**TASK REQUIREMENTS**
Should the word "greet" occur in a line of the records, copy that line.

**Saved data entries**

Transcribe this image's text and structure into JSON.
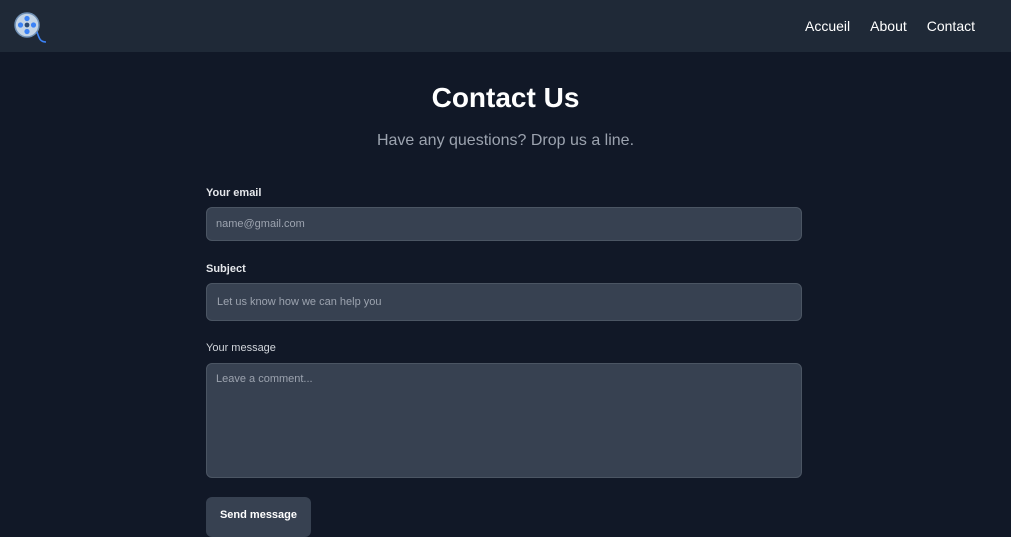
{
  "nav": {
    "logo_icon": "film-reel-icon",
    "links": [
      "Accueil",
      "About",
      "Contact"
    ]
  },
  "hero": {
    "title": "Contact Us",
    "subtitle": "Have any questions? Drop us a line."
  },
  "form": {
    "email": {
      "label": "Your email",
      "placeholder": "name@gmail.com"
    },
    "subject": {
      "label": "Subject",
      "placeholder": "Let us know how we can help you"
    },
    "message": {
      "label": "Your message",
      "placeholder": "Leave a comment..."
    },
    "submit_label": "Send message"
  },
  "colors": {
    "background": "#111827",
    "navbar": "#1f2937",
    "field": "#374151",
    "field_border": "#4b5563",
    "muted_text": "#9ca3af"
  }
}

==

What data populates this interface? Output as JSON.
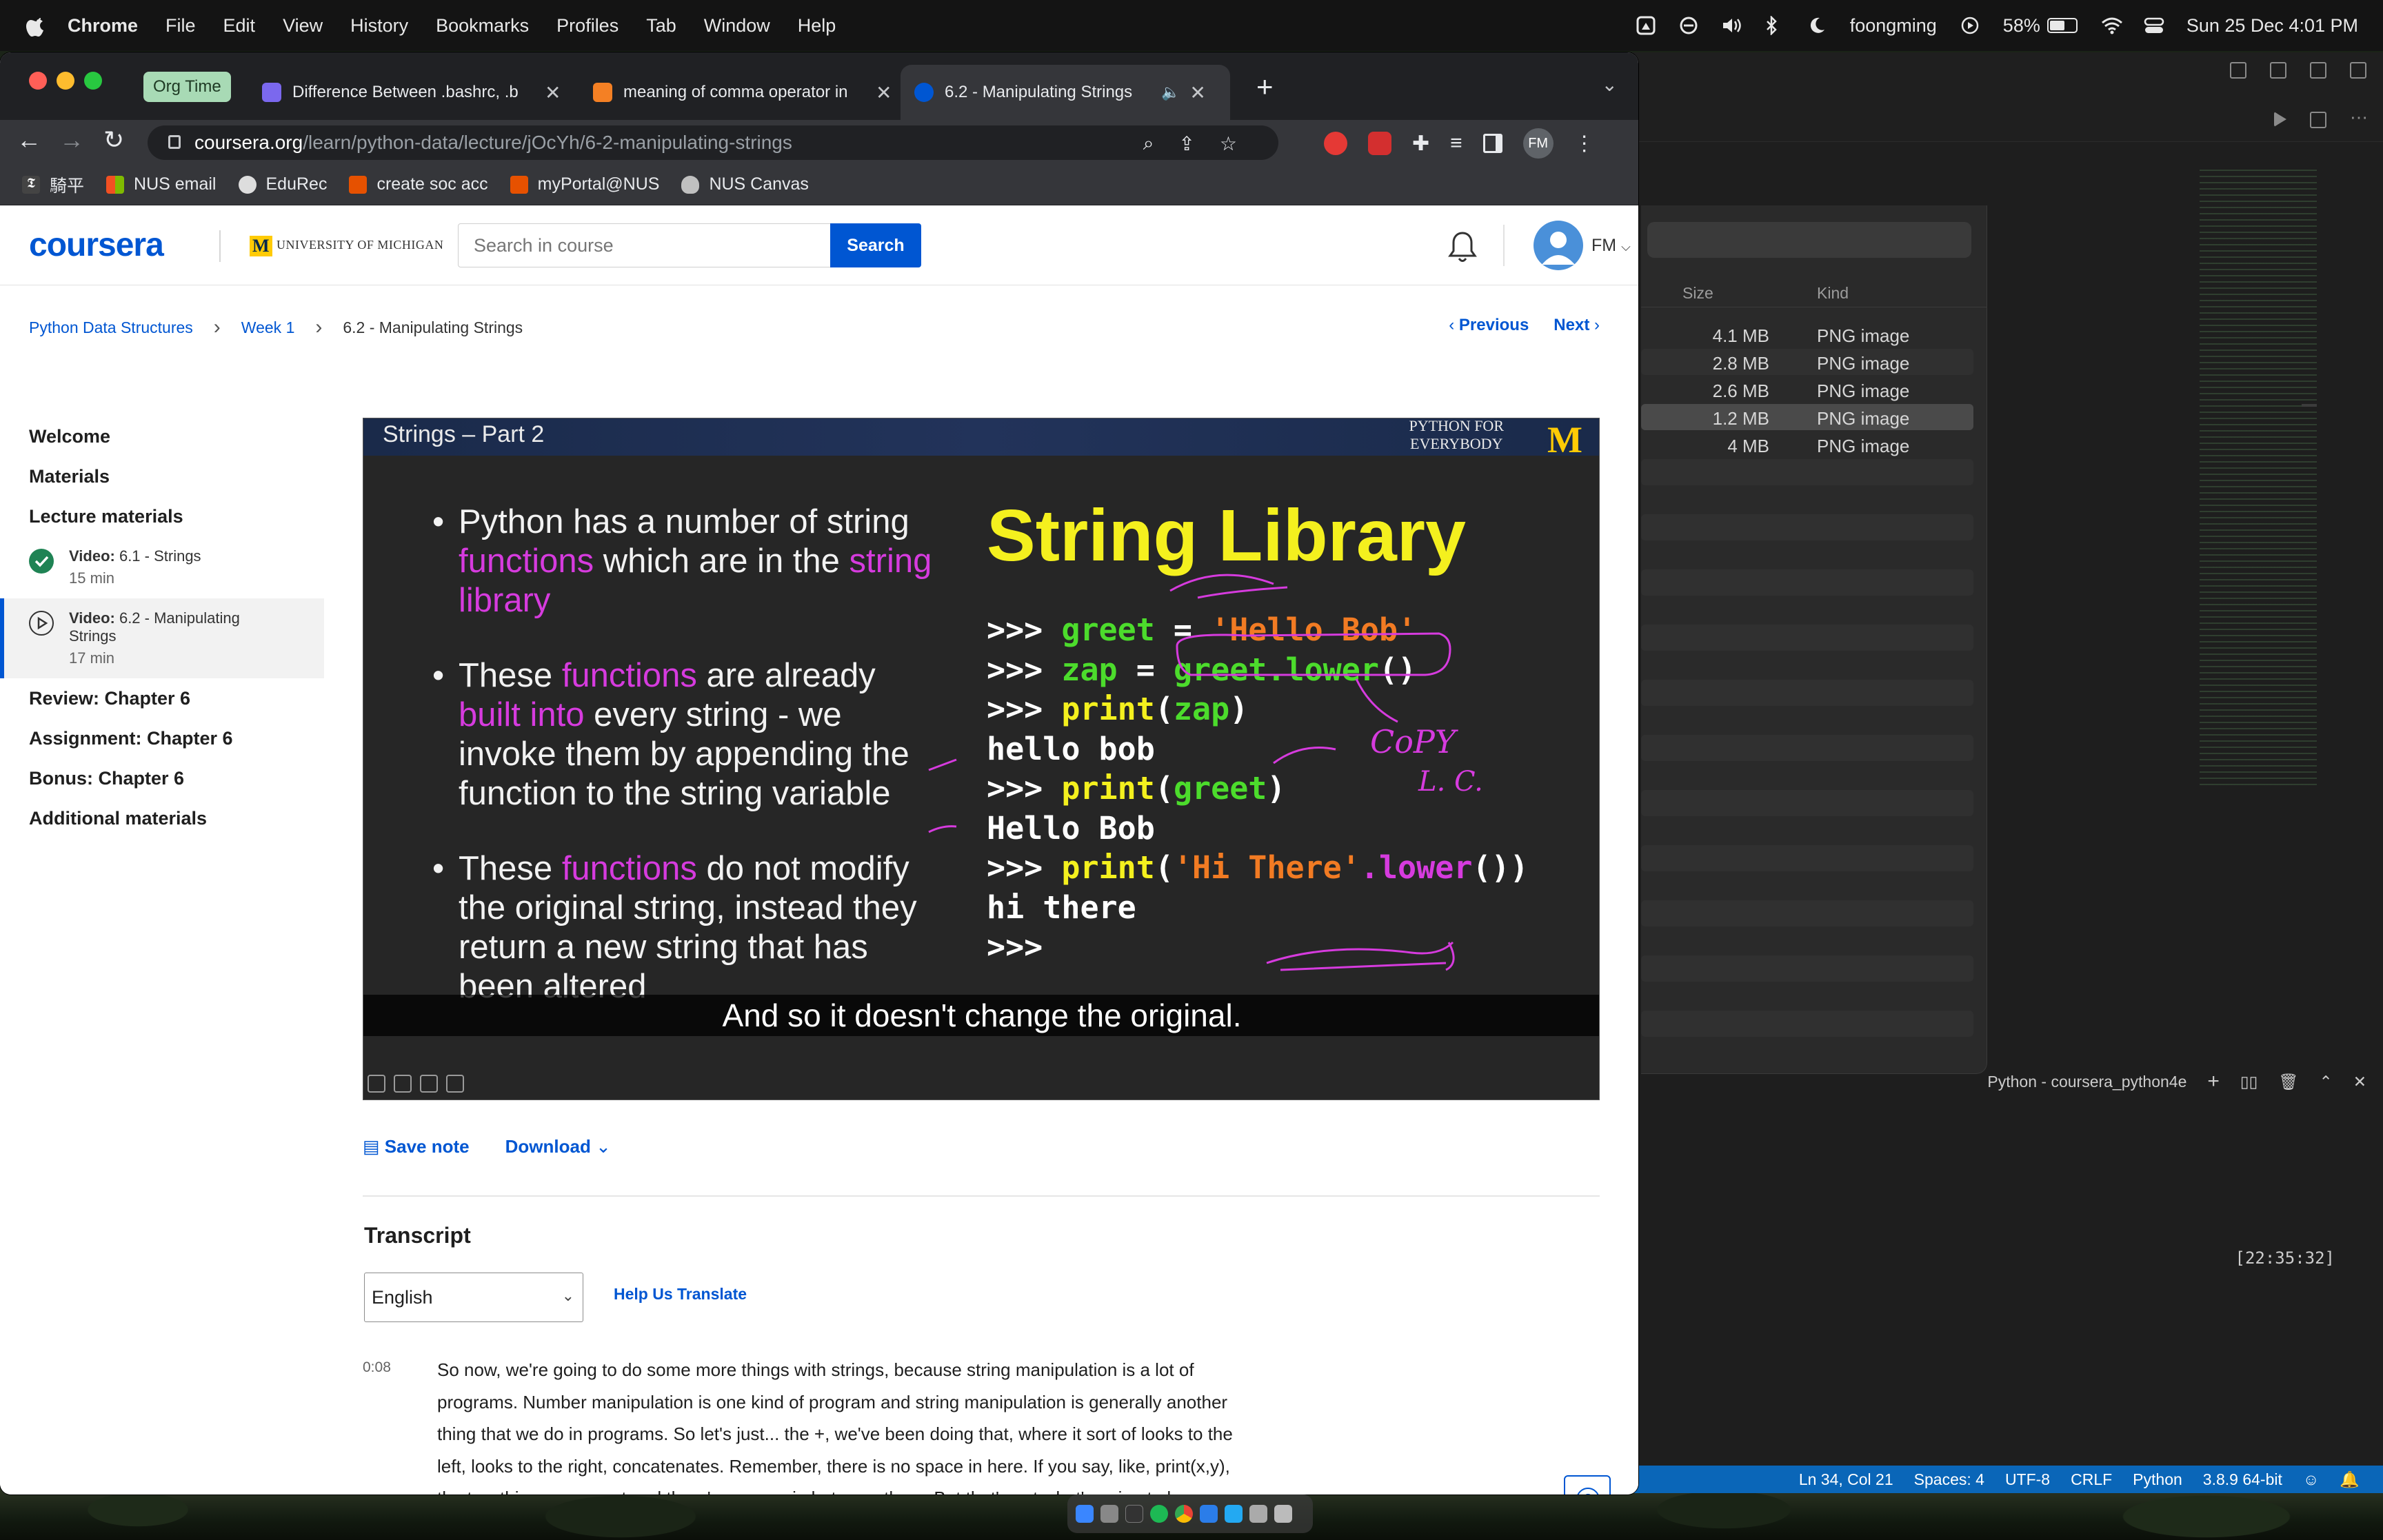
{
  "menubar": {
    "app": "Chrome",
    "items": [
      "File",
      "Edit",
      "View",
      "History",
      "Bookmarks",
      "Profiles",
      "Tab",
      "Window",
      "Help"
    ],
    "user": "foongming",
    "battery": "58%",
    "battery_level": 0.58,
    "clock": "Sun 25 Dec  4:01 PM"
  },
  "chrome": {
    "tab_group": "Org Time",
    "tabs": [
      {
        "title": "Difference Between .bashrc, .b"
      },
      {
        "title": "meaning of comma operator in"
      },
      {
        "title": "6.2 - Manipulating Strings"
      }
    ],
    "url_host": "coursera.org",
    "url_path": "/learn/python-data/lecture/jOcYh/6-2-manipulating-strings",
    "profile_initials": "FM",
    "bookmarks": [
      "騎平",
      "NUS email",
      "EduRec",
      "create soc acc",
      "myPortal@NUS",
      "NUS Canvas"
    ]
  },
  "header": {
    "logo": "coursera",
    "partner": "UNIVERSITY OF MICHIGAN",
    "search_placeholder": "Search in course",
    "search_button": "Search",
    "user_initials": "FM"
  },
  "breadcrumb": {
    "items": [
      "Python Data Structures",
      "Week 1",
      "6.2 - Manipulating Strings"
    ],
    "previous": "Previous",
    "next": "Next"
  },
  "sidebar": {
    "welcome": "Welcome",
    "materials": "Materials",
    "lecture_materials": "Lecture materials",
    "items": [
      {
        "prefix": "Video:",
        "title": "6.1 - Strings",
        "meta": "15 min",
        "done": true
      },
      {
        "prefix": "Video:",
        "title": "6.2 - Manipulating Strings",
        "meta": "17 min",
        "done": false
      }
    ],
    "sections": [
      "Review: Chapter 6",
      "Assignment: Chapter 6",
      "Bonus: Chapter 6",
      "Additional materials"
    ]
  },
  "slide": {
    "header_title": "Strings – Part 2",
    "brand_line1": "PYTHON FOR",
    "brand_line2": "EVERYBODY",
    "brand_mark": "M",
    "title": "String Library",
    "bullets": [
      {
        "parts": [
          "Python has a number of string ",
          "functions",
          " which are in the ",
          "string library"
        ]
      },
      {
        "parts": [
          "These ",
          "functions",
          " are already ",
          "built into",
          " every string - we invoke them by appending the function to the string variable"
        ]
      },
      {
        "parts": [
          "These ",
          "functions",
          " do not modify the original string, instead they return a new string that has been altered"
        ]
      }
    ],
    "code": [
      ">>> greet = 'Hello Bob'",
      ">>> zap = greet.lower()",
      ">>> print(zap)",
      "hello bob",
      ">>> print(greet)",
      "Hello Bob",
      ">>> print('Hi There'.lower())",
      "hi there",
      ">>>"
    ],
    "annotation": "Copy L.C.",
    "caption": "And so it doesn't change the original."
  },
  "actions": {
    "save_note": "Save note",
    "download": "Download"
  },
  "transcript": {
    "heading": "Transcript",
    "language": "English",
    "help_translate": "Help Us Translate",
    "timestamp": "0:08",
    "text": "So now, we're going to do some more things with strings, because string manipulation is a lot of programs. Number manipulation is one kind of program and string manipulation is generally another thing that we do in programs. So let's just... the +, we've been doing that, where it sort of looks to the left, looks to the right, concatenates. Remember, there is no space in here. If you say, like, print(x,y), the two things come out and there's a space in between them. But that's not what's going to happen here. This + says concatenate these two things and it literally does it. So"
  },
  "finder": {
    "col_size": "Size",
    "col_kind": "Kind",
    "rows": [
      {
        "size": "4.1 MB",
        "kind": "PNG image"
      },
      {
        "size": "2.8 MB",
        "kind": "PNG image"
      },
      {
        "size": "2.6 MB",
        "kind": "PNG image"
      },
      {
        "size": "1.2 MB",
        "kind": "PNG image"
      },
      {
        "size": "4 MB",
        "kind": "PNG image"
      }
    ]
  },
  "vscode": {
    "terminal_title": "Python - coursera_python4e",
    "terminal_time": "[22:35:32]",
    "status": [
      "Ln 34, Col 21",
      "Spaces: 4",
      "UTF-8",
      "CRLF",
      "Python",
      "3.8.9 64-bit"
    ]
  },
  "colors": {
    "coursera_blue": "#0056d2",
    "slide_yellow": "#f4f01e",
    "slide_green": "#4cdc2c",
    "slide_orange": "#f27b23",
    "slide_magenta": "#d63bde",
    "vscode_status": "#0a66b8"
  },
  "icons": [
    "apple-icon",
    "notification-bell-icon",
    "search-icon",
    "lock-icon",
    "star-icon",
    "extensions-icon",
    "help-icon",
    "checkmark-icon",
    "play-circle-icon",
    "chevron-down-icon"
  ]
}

**RESULT OF THIS TASK**
      ">>> greet = 'Hello Bob'",
      ">>> zap = greet.lower()",
      ">>> print(greet)",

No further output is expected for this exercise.